Provide nothing except how many lines of the data contain the word "number".
-- -- --
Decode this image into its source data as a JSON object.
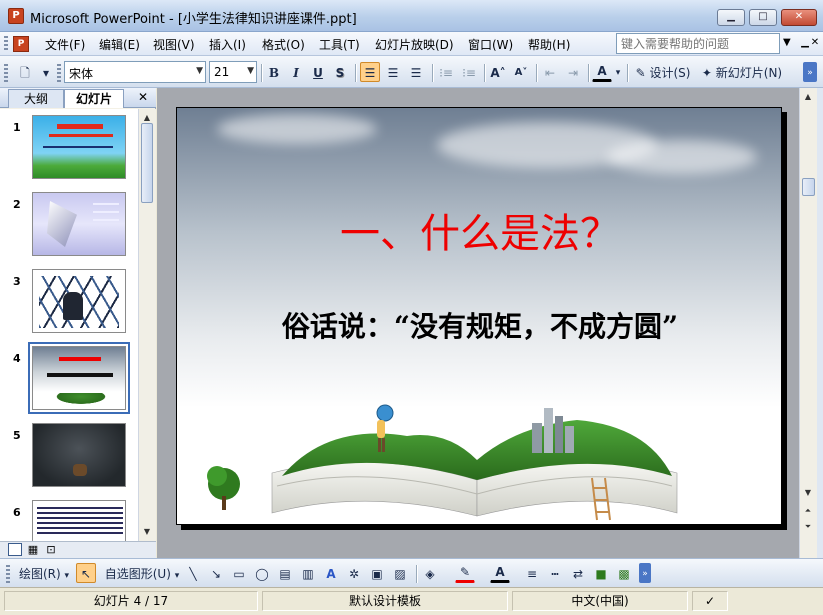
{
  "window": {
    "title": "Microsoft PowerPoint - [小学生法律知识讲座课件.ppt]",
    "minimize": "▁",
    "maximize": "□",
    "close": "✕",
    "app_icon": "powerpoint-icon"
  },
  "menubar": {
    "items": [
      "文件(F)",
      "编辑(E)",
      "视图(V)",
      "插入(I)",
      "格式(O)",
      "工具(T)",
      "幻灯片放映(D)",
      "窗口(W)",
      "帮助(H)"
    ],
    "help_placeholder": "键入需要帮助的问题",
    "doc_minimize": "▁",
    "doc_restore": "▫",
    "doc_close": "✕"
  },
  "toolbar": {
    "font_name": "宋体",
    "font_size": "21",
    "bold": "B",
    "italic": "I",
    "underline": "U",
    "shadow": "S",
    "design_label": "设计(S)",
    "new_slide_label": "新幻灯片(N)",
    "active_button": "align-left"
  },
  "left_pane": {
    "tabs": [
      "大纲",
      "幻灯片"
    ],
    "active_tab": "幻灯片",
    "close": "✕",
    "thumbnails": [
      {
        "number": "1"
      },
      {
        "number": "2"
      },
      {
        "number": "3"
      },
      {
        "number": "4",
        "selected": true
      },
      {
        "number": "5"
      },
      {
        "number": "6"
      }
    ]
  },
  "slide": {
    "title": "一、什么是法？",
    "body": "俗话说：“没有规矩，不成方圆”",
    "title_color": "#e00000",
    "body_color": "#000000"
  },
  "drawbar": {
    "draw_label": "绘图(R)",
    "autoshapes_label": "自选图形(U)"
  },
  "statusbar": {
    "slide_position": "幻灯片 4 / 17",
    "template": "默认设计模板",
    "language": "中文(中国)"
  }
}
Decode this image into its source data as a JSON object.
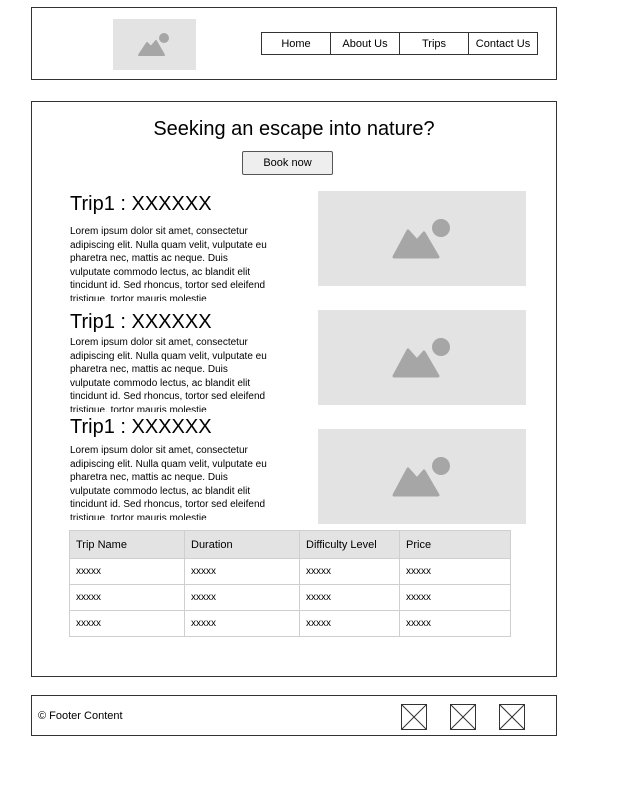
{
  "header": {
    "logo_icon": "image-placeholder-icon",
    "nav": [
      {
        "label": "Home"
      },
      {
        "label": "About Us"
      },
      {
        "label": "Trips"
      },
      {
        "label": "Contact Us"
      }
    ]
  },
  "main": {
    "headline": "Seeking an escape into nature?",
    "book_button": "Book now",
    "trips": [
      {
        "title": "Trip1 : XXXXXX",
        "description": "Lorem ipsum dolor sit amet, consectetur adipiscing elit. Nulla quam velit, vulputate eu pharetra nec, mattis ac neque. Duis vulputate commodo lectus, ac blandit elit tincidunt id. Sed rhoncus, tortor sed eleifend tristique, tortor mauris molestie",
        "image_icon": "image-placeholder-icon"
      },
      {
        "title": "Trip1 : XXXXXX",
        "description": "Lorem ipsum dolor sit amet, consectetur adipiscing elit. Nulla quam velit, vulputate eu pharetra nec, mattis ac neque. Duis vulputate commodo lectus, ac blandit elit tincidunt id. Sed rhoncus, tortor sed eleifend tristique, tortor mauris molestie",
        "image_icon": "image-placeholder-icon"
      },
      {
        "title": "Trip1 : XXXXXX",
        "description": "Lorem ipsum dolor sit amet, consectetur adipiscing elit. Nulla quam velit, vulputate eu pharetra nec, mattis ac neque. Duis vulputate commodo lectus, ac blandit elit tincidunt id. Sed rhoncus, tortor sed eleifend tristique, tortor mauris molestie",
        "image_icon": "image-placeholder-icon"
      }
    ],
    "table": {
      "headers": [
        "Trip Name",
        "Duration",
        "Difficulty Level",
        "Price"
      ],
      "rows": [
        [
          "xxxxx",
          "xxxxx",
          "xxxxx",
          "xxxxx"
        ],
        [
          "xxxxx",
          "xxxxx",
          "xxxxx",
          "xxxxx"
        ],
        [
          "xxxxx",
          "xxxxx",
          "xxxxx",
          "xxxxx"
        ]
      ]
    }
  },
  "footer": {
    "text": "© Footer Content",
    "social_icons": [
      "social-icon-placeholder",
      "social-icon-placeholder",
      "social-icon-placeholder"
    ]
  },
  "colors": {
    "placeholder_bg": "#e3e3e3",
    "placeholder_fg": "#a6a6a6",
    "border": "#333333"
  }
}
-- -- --
Answer
6